> Materials provided
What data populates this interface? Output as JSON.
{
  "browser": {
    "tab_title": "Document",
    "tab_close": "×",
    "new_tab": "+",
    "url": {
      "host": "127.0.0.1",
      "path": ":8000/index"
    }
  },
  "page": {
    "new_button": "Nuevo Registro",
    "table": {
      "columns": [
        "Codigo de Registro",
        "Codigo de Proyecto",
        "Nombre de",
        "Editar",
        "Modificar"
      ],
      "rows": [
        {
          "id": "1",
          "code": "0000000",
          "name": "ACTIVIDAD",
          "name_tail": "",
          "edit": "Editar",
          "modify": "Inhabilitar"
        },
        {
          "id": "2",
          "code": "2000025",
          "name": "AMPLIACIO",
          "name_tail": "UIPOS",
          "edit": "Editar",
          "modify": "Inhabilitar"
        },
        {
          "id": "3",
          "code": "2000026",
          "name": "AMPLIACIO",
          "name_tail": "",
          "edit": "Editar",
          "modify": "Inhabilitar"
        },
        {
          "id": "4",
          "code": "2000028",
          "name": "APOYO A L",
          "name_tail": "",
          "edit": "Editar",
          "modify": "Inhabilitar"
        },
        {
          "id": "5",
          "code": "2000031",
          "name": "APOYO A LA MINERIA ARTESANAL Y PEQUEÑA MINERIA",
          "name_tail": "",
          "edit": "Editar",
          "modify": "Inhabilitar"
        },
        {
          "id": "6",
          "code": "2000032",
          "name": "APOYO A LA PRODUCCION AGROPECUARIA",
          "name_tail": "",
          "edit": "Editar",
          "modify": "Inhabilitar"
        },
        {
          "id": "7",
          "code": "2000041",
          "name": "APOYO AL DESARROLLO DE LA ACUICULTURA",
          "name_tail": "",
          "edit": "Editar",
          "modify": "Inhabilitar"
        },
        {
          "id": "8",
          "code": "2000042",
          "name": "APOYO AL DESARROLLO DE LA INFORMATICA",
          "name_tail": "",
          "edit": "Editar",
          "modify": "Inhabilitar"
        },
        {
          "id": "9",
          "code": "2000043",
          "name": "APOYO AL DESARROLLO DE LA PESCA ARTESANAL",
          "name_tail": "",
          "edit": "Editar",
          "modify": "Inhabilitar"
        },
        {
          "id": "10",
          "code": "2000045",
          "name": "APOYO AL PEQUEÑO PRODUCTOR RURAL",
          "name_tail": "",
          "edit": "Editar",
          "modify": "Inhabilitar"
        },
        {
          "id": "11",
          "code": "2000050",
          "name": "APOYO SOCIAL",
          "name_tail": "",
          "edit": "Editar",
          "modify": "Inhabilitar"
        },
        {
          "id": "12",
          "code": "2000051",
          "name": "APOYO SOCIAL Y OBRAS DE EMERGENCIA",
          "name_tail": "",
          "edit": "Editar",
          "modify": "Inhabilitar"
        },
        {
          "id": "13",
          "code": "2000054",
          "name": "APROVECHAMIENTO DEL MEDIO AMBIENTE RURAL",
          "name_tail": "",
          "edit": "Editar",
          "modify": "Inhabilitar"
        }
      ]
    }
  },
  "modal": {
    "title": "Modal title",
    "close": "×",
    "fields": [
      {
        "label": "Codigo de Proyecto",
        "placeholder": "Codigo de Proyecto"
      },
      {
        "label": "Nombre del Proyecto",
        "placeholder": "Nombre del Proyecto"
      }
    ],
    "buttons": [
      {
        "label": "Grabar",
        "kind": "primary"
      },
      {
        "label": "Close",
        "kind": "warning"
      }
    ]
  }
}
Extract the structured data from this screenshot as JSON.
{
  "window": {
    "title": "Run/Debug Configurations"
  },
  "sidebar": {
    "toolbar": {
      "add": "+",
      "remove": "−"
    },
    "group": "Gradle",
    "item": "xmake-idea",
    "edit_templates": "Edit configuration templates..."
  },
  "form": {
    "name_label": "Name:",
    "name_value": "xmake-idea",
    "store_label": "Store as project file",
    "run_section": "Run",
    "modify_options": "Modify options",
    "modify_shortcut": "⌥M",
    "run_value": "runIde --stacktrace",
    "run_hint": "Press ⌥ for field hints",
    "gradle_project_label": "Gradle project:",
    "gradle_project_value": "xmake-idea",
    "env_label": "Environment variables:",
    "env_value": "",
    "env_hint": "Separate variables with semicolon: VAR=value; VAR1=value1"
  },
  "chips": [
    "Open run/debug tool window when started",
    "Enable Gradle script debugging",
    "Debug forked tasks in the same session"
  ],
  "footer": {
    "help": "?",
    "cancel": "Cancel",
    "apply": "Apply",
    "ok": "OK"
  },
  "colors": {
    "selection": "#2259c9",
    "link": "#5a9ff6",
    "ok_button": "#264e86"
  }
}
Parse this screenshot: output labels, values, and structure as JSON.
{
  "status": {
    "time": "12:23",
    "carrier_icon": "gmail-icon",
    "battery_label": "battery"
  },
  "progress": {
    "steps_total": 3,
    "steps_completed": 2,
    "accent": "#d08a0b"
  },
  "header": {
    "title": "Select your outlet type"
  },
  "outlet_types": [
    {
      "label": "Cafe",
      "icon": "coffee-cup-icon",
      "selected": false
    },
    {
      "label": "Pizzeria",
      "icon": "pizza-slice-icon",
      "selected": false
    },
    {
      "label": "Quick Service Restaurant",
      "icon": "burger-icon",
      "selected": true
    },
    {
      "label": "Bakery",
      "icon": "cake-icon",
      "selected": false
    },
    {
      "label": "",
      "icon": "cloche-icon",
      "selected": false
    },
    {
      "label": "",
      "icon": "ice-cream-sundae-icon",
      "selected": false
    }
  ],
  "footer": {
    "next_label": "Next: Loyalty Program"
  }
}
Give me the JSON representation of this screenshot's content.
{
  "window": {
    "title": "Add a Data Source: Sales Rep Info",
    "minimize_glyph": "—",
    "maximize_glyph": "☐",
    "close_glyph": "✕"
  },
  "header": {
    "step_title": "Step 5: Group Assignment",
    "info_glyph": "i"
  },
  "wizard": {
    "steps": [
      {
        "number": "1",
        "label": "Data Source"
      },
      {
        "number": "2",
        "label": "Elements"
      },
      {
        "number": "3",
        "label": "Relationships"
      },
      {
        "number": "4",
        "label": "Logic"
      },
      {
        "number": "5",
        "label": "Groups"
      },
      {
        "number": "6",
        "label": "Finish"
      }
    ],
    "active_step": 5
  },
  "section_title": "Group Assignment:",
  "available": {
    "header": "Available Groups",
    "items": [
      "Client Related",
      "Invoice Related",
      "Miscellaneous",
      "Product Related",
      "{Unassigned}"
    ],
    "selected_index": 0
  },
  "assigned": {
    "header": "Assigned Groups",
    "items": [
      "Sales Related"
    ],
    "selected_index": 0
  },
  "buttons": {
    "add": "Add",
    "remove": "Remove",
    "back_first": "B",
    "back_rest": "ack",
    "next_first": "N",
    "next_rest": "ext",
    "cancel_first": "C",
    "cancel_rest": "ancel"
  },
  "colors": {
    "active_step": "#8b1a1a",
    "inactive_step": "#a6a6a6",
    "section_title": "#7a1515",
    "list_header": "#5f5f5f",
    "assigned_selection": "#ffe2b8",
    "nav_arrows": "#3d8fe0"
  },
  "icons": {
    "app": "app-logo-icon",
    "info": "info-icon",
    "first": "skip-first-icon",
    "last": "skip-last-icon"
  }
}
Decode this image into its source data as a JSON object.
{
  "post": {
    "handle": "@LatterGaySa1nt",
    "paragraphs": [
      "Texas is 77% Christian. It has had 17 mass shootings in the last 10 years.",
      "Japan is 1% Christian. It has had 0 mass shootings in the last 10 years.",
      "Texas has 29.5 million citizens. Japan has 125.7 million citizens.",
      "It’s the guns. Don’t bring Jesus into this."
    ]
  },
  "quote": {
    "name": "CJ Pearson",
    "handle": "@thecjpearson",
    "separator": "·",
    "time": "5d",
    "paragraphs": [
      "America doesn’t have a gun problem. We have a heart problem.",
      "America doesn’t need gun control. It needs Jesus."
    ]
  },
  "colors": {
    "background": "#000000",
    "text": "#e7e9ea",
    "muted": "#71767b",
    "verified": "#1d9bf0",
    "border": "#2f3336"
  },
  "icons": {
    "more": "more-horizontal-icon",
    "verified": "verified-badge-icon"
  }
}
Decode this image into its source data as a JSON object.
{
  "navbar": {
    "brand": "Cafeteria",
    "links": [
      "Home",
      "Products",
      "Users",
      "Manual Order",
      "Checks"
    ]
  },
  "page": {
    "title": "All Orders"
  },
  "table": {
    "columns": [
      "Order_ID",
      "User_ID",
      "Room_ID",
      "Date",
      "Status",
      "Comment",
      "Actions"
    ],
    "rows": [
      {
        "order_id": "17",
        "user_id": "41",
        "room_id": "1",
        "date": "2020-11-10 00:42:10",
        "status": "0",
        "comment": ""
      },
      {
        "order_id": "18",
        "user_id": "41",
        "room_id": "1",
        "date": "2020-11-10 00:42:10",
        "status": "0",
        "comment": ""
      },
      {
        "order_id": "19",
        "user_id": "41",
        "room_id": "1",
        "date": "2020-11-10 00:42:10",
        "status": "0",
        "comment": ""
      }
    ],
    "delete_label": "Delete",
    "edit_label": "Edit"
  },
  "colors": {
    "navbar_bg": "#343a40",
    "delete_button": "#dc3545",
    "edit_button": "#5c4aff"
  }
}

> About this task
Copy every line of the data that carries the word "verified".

> Response to this exercise
    "verified": "#1d9bf0",
    "verified": "verified-badge-icon"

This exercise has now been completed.